Problem details: Only the pictures should be dropped; copy the rest of the entries exactly.

------------------------------------

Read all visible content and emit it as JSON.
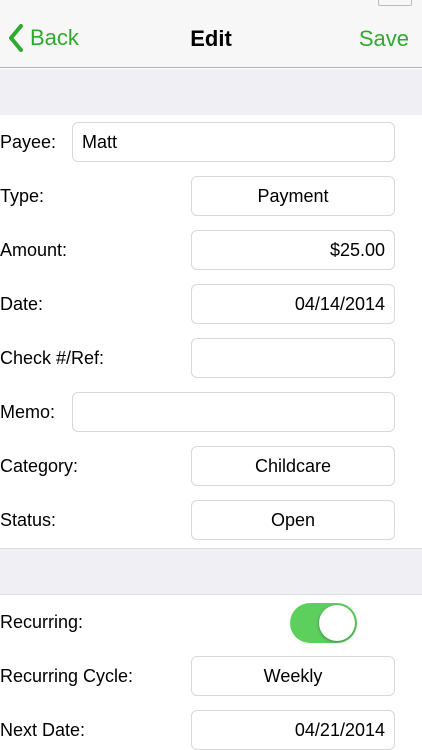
{
  "nav": {
    "back_label": "Back",
    "title": "Edit",
    "save_label": "Save"
  },
  "colors": {
    "accent": "#2eaa2e",
    "toggle_on": "#5ccf5c",
    "section_bg": "#efeff4"
  },
  "icons": {
    "back": "chevron-left-icon"
  },
  "form": {
    "payee": {
      "label": "Payee:",
      "value": "Matt"
    },
    "type": {
      "label": "Type:",
      "value": "Payment"
    },
    "amount": {
      "label": "Amount:",
      "value": "$25.00"
    },
    "date": {
      "label": "Date:",
      "value": "04/14/2014"
    },
    "check": {
      "label": "Check #/Ref:",
      "value": ""
    },
    "memo": {
      "label": "Memo:",
      "value": ""
    },
    "category": {
      "label": "Category:",
      "value": "Childcare"
    },
    "status": {
      "label": "Status:",
      "value": "Open"
    }
  },
  "recurring": {
    "toggle": {
      "label": "Recurring:",
      "on": true
    },
    "cycle": {
      "label": "Recurring Cycle:",
      "value": "Weekly"
    },
    "next_date": {
      "label": "Next Date:",
      "value": "04/21/2014"
    }
  }
}
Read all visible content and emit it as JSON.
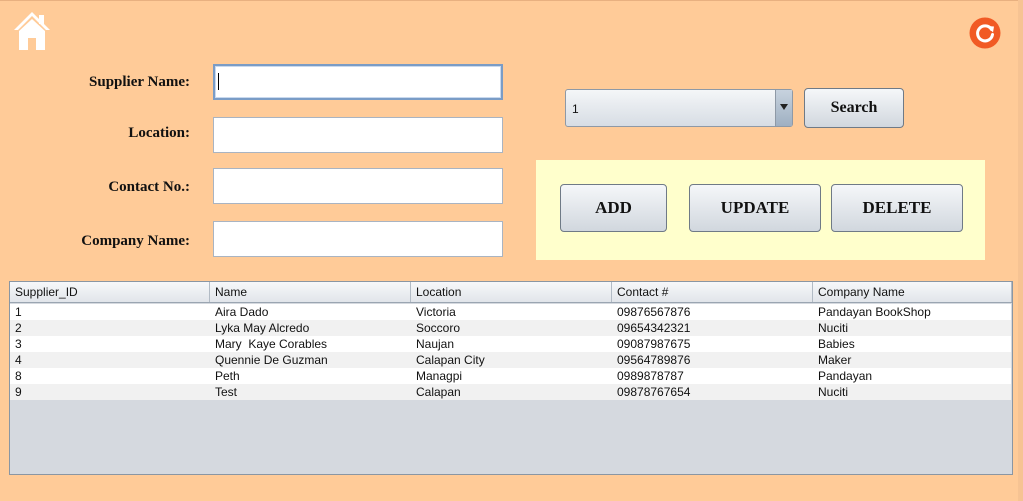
{
  "form": {
    "supplier_name_label": "Supplier Name:",
    "supplier_name_value": "",
    "location_label": "Location:",
    "location_value": "",
    "contact_label": "Contact No.:",
    "contact_value": "",
    "company_label": "Company Name:",
    "company_value": ""
  },
  "search": {
    "selected": "1",
    "button_label": "Search"
  },
  "actions": {
    "add_label": "ADD",
    "update_label": "UPDATE",
    "delete_label": "DELETE"
  },
  "table": {
    "headers": [
      "Supplier_ID",
      "Name",
      "Location",
      "Contact #",
      "Company Name"
    ],
    "rows": [
      [
        "1",
        "Aira Dado",
        "Victoria",
        "09876567876",
        "Pandayan BookShop"
      ],
      [
        "2",
        "Lyka May Alcredo",
        "Soccoro",
        "09654342321",
        "Nuciti"
      ],
      [
        "3",
        "Mary  Kaye Corables",
        "Naujan",
        "09087987675",
        "Babies"
      ],
      [
        "4",
        "Quennie De Guzman",
        "Calapan City",
        "09564789876",
        "Maker"
      ],
      [
        "8",
        "Peth",
        "Managpi",
        "0989878787",
        "Pandayan"
      ],
      [
        "9",
        "Test",
        "Calapan",
        "09878767654",
        "Nuciti"
      ]
    ]
  },
  "icons": {
    "home": "home-icon",
    "refresh": "refresh-icon"
  },
  "colors": {
    "background": "#ffcb98",
    "action_panel": "#ffffcc",
    "refresh_accent": "#f15a24"
  }
}
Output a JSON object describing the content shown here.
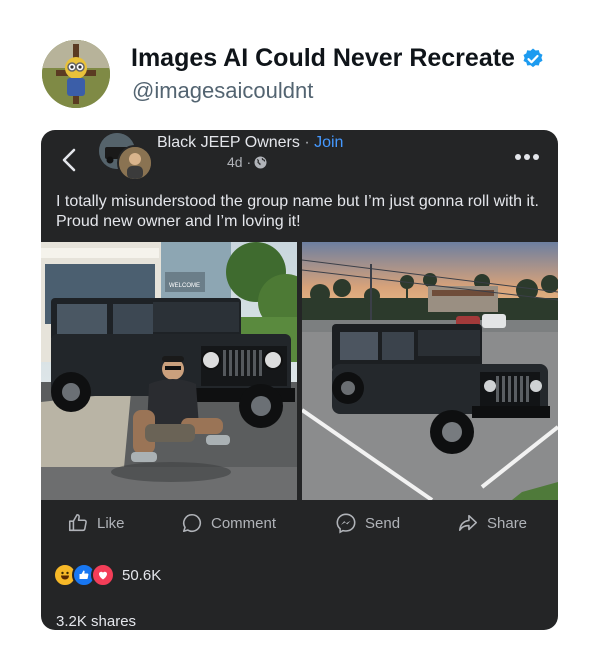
{
  "tweet": {
    "display_name": "Images AI Could Never Recreate",
    "handle": "@imagesaicouldnt"
  },
  "post": {
    "group_name": "Black JEEP Owners",
    "separator": " · ",
    "join_label": "Join",
    "time": "4d ·",
    "text": "I totally misunderstood the group name but I’m just gonna roll with it. Proud new owner and I’m loving it!",
    "photo_sign": "WELCOME"
  },
  "actions": {
    "like": "Like",
    "comment": "Comment",
    "send": "Send",
    "share": "Share"
  },
  "stats": {
    "reaction_count": "50.6K",
    "shares": "3.2K shares"
  },
  "colors": {
    "card_bg": "#242526",
    "link_blue": "#4599ff",
    "verified_blue": "#1d9bf0"
  }
}
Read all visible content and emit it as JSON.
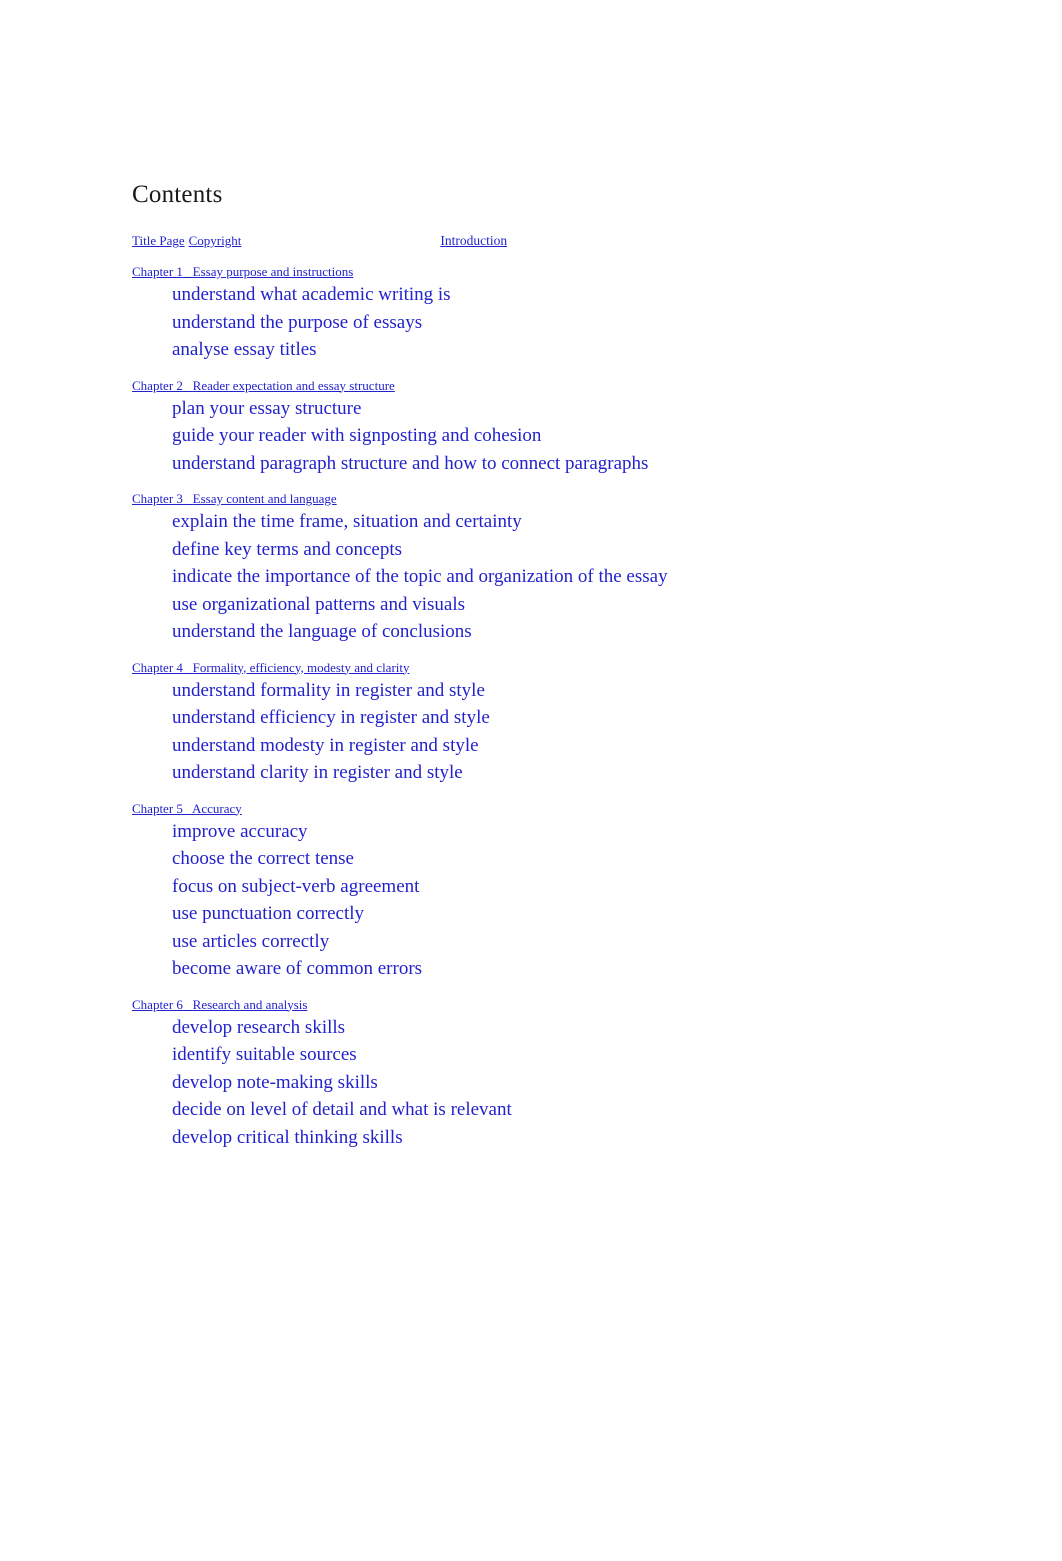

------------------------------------

Solution for this task:
Read all visible content and emit it as JSON.
{
  "nav": {
    "back_label": "Back",
    "title": "Edit",
    "save_label": "Save"
  },
  "colors": {
    "accent": "#2eaa2e",
    "toggle_on": "#5ccf5c",
    "section_bg": "#efeff4"
  },
  "icons": {
    "back": "chevron-left-icon"
  },
  "form": {
    "payee": {
      "label": "Payee:",
      "value": "Matt"
    },
    "type": {
      "label": "Type:",
      "value": "Payment"
    },
    "amount": {
      "label": "Amount:",
      "value": "$25.00"
    },
    "date": {
      "label": "Date:",
      "value": "04/14/2014"
    },
    "check": {
      "label": "Check #/Ref:",
      "value": ""
    },
    "memo": {
      "label": "Memo:",
      "value": ""
    },
    "category": {
      "label": "Category:",
      "value": "Childcare"
    },
    "status": {
      "label": "Status:",
      "value": "Open"
    }
  },
  "recurring": {
    "toggle": {
      "label": "Recurring:",
      "on": true
    },
    "cycle": {
      "label": "Recurring Cycle:",
      "value": "Weekly"
    },
    "next_date": {
      "label": "Next Date:",
      "value": "04/21/2014"
    }
  }
}
Read all visible content and emit it as JSON.
{
  "form": {
    "supplier_name_label": "Supplier Name:",
    "supplier_name_value": "",
    "location_label": "Location:",
    "location_value": "",
    "contact_label": "Contact No.:",
    "contact_value": "",
    "company_label": "Company Name:",
    "company_value": ""
  },
  "search": {
    "selected": "1",
    "button_label": "Search"
  },
  "actions": {
    "add_label": "ADD",
    "update_label": "UPDATE",
    "delete_label": "DELETE"
  },
  "table": {
    "headers": [
      "Supplier_ID",
      "Name",
      "Location",
      "Contact #",
      "Company Name"
    ],
    "rows": [
      [
        "1",
        "Aira Dado",
        "Victoria",
        "09876567876",
        "Pandayan BookShop"
      ],
      [
        "2",
        "Lyka May Alcredo",
        "Soccoro",
        "09654342321",
        "Nuciti"
      ],
      [
        "3",
        "Mary  Kaye Corables",
        "Naujan",
        "09087987675",
        "Babies"
      ],
      [
        "4",
        "Quennie De Guzman",
        "Calapan City",
        "09564789876",
        "Maker"
      ],
      [
        "8",
        "Peth",
        "Managpi",
        "0989878787",
        "Pandayan"
      ],
      [
        "9",
        "Test",
        "Calapan",
        "09878767654",
        "Nuciti"
      ]
    ]
  },
  "icons": {
    "home": "home-icon",
    "refresh": "refresh-icon"
  },
  "colors": {
    "background": "#ffcb98",
    "action_panel": "#ffffcc",
    "refresh_accent": "#f15a24"
  }
}
Output a JSON object describing the content shown here.
{
  "tweet": {
    "display_name": "Images AI Could Never Recreate",
    "handle": "@imagesaicouldnt"
  },
  "post": {
    "group_name": "Black JEEP Owners",
    "separator": " · ",
    "join_label": "Join",
    "time": "4d ·",
    "text": "I totally misunderstood the group name but I’m just gonna roll with it. Proud new owner and I’m loving it!",
    "photo_sign": "WELCOME"
  },
  "actions": {
    "like": "Like",
    "comment": "Comment",
    "send": "Send",
    "share": "Share"
  },
  "stats": {
    "reaction_count": "50.6K",
    "shares": "3.2K shares"
  },
  "colors": {
    "card_bg": "#242526",
    "link_blue": "#4599ff",
    "verified_blue": "#1d9bf0"
  }
}
Read all visible content and emit it as JSON.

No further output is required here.